*Journal for Research in Mathematics Education, 30*(2), 122-147. - Moss, J. (2005). Pipes, Tubes, and Beakers: New approaches to teaching the rational-number system. In J. Brantsford & S. Donovan (Eds.),
*How people learn: A targeted report for teachers*(pp. 309-349): National Academy Press. - Ni, Y. (2001). Semantic domains of rational numbers and the acquisition of fraction equivalence.
*Contemporary Educational Psychology, 26*(3), 400-417. - NCTM. (2000).
*Principles and Standards for School Mathematics.*Reston, VA: National Council of Teachers of Mathematics. - Paik, J. H. (2005).
*Fraction concepts: A complex system of mappings.*ProQuest Information & Learning, US. - Person, A. C., Berenson, S. B., & Greenspon, P. J. (2004). The Role of Number in Proportional Reasoning: A Prospective Teacher's Understanding.
*International Group for the Psychology of Mathematics Education.* - Pitta-Pantazi, D., Gray, E. M., & Christou, C. (2004). Elementary School Students' Mental Representation of Fractions.
*International Group for the Psychology of Mathematics Education.* - Plötzner, R., Bodemer, D., & Neudert, S. (2008). Successful and less successful use of dynamic visualizations in instructional texts. In R. K. Lowe & W. Schnotz (Eds.),
*Learning with Animation. Research implications for design.*New York: Cambridge University Press. - Seufert, T. (2003). Supporting coherence formation in learning from multiple representations.
*Learning and Instruction, 13*(2), 227-237. - Spiro, R. J. & Jehng, J. C. (1990). Cognitive flexibility and hypertext: Theory and technology for the nonlinear and multidimensional traversal of complex subject matter. In D. Nix & R. Spiro (Eds.),
*Cognition, education, and multimedia: Exploring ideas in high technology*(pp. 163-205). Hillsdale, NJ: Lawrence Erlbaum Associates. - Steiner, G. F., & Stoecklin, M. (1997). Fraction calculation: A didactic approach to constructing mathematical networks.

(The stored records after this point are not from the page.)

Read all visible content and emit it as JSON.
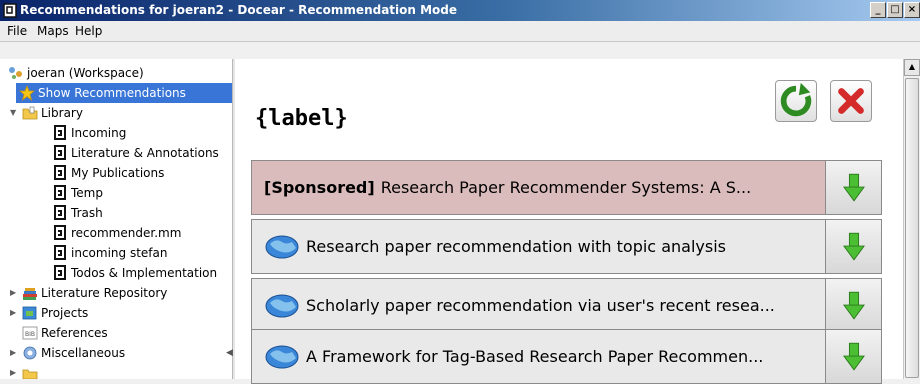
{
  "window": {
    "title": "Recommendations for joeran2 - Docear - Recommendation Mode",
    "min_glyph": "_",
    "max_glyph": "□",
    "close_glyph": "×"
  },
  "menu": [
    "File",
    "Maps",
    "Help"
  ],
  "tree": {
    "items": [
      {
        "label": "joeran (Workspace)",
        "icon": "workspace-icon"
      },
      {
        "label": "Show Recommendations",
        "icon": "star-icon"
      },
      {
        "label": "Library",
        "icon": "library-folder-icon"
      },
      {
        "label": "Incoming",
        "icon": "document-icon"
      },
      {
        "label": "Literature & Annotations",
        "icon": "document-icon"
      },
      {
        "label": "My Publications",
        "icon": "document-icon"
      },
      {
        "label": "Temp",
        "icon": "document-icon"
      },
      {
        "label": "Trash",
        "icon": "document-icon"
      },
      {
        "label": "recommender.mm",
        "icon": "document-icon"
      },
      {
        "label": "incoming stefan",
        "icon": "document-icon"
      },
      {
        "label": "Todos & Implementation",
        "icon": "document-icon"
      },
      {
        "label": "Literature Repository",
        "icon": "books-icon"
      },
      {
        "label": "Projects",
        "icon": "projects-icon"
      },
      {
        "label": "References",
        "icon": "bibtex-icon"
      },
      {
        "label": "Miscellaneous",
        "icon": "misc-icon"
      }
    ]
  },
  "panel": {
    "heading": "{label}",
    "refresh_icon": "refresh-icon",
    "close_icon": "close-icon"
  },
  "recommendations": [
    {
      "prefix": "[Sponsored]",
      "title": "Research Paper Recommender Systems: A S...",
      "sponsored": true
    },
    {
      "prefix": "",
      "title": "Research paper recommendation with topic analysis",
      "sponsored": false
    },
    {
      "prefix": "",
      "title": "Scholarly paper recommendation via user's recent resea...",
      "sponsored": false
    },
    {
      "prefix": "",
      "title": "A Framework for Tag-Based Research Paper Recommen...",
      "sponsored": false
    }
  ],
  "colors": {
    "sponsored_bg": "#dbbcbc",
    "normal_bg": "#e9e9ea",
    "selected_bg": "#3875d7"
  }
}
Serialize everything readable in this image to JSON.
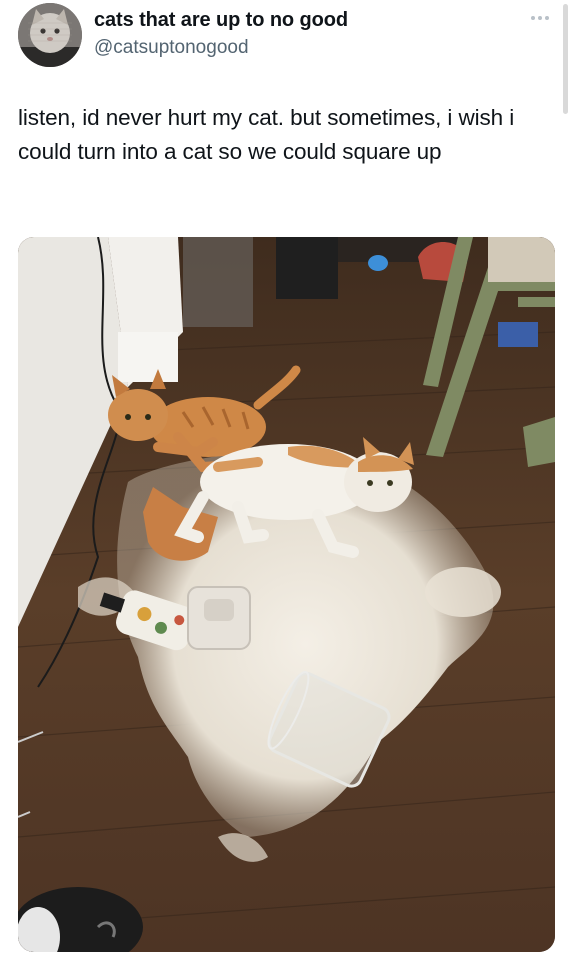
{
  "author": {
    "display_name": "cats that are up to no good",
    "handle": "@catsuptonogood",
    "avatar_icon": "cat-avatar-icon"
  },
  "menu": {
    "icon": "more-horizontal-icon"
  },
  "tweet": {
    "text": "listen, id never hurt my cat. but sometimes, i wish i could turn into a cat so we could square up"
  },
  "media": {
    "type": "photo"
  },
  "colors": {
    "text_primary": "#0f1419",
    "text_secondary": "#536471",
    "icon_muted": "#b9c1c8"
  }
}
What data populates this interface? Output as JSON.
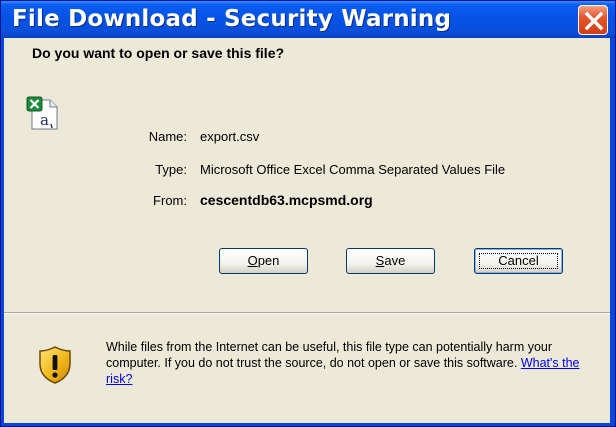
{
  "window": {
    "title": "File Download - Security Warning",
    "close_glyph": "X"
  },
  "dialog": {
    "question": "Do you want to open or save this file?",
    "file_icon": "excel-csv-file-icon",
    "fields": {
      "name_label": "Name:",
      "name_value": "export.csv",
      "type_label": "Type:",
      "type_value": "Microsoft Office Excel Comma Separated Values File",
      "from_label": "From:",
      "from_value": "cescentdb63.mcpsmd.org"
    },
    "buttons": {
      "open_hotkey": "O",
      "open_rest": "pen",
      "save_hotkey": "S",
      "save_rest": "ave",
      "cancel_label": "Cancel"
    },
    "warning": {
      "icon": "security-shield-warning-icon",
      "text": "While files from the Internet can be useful, this file type can potentially harm your computer. If you do not trust the source, do not open or save this software. ",
      "link_label": "What's the risk?"
    }
  },
  "colors": {
    "title_bar": "#0653e6",
    "close_button": "#d33e17",
    "dialog_background": "#ece9d8",
    "link": "#0000ff"
  }
}
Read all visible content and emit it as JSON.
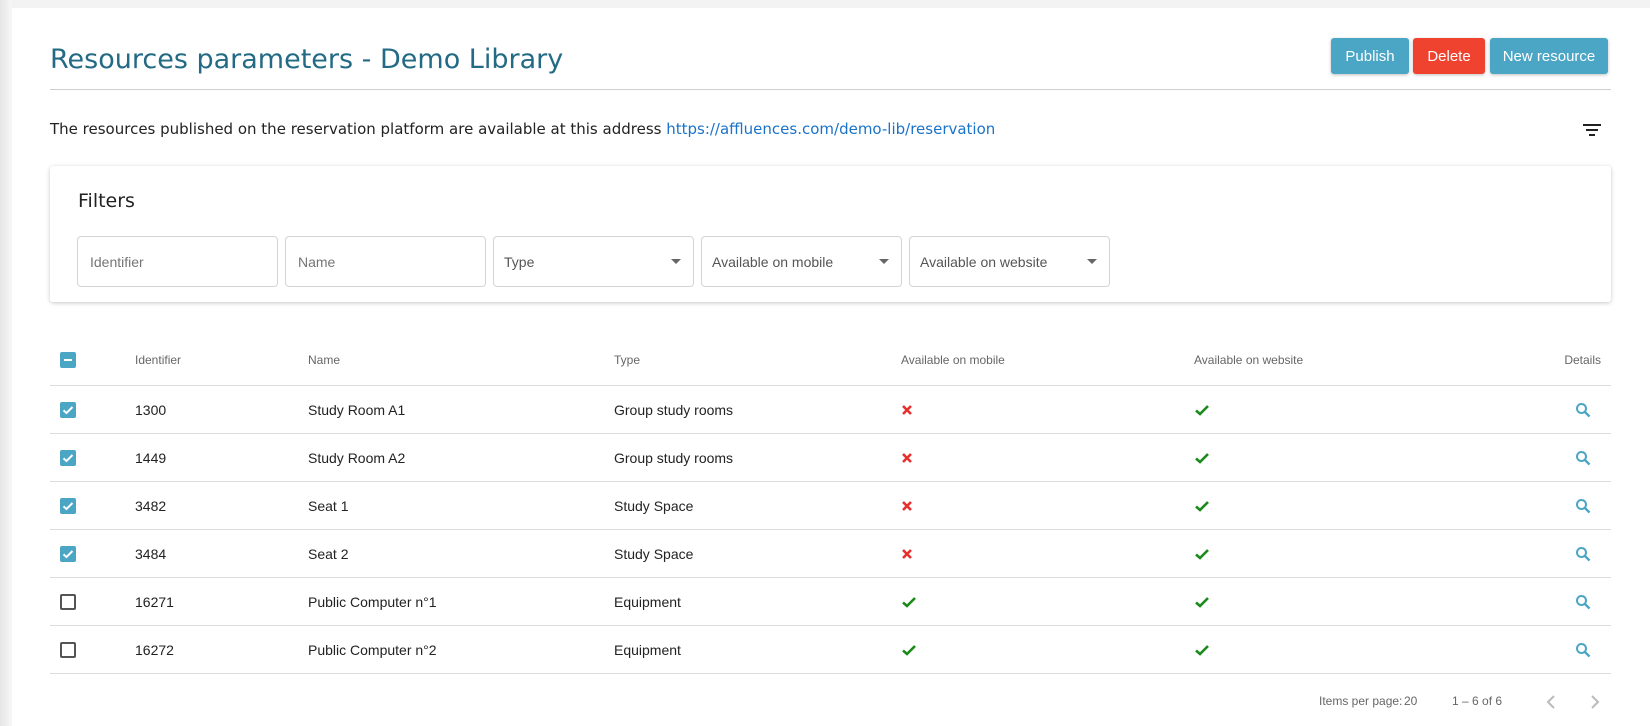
{
  "header": {
    "title": "Resources parameters - Demo Library",
    "buttons": {
      "publish": "Publish",
      "delete": "Delete",
      "new_resource": "New resource"
    }
  },
  "info": {
    "text": "The resources published on the reservation platform are available at this address ",
    "link": "https://affluences.com/demo-lib/reservation"
  },
  "filters": {
    "title": "Filters",
    "identifier_placeholder": "Identifier",
    "name_placeholder": "Name",
    "type_label": "Type",
    "mobile_label": "Available on mobile",
    "website_label": "Available on website"
  },
  "table": {
    "columns": {
      "identifier": "Identifier",
      "name": "Name",
      "type": "Type",
      "mobile": "Available on mobile",
      "website": "Available on website",
      "details": "Details"
    },
    "rows": [
      {
        "checked": true,
        "id": "1300",
        "name": "Study Room A1",
        "type": "Group study rooms",
        "mobile": false,
        "website": true
      },
      {
        "checked": true,
        "id": "1449",
        "name": "Study Room A2",
        "type": "Group study rooms",
        "mobile": false,
        "website": true
      },
      {
        "checked": true,
        "id": "3482",
        "name": "Seat 1",
        "type": "Study Space",
        "mobile": false,
        "website": true
      },
      {
        "checked": true,
        "id": "3484",
        "name": "Seat 2",
        "type": "Study Space",
        "mobile": false,
        "website": true
      },
      {
        "checked": false,
        "id": "16271",
        "name": "Public Computer n°1",
        "type": "Equipment",
        "mobile": true,
        "website": true
      },
      {
        "checked": false,
        "id": "16272",
        "name": "Public Computer n°2",
        "type": "Equipment",
        "mobile": true,
        "website": true
      }
    ]
  },
  "paginator": {
    "items_per_page_label": "Items per page:",
    "page_size": "20",
    "range": "1 – 6 of 6"
  },
  "colors": {
    "title": "#236a84",
    "primary": "#4ba5c5",
    "danger": "#f0432f",
    "link": "#1a73c9",
    "check_green": "#1a8a1a",
    "cross_red": "#e53030"
  },
  "icons": {
    "filter": "filter-list-icon",
    "details": "search-icon",
    "yes": "check-icon",
    "no": "close-icon"
  }
}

*Learning and Instruction, 7*(3), 211-233. - Thompson, P.W., & Saldanha, L. A. (2003). Fractions and multiplicative reasoning. In J. Kilpatrick, W. G. Martin, & D. Schifter (Eds.),
*A research companion to principles and standards for school mathematics*(pp. 95–113). Reston, VA: National Council of Teachers of Mathematics. - Uttal, D. H., Scudder, K. V., & DeLoache, J. S. (1997). Manipulatives as symbols: A new perspective on the use of concrete objects to teach mathematics.
*Journal of Applied Developmental Psychology, 18*(1), 37-54. - Witherspoon, M. L. (1993). Fractions: In Search of Meaning. Arithmetic Teacher, 40(8), 482-485.
- Yang, D.-C., & Reys, R. E. (2001). One fraction problem, many solution paths.
*Mathematics Teaching in the Middle School, 7*(3), 164-166.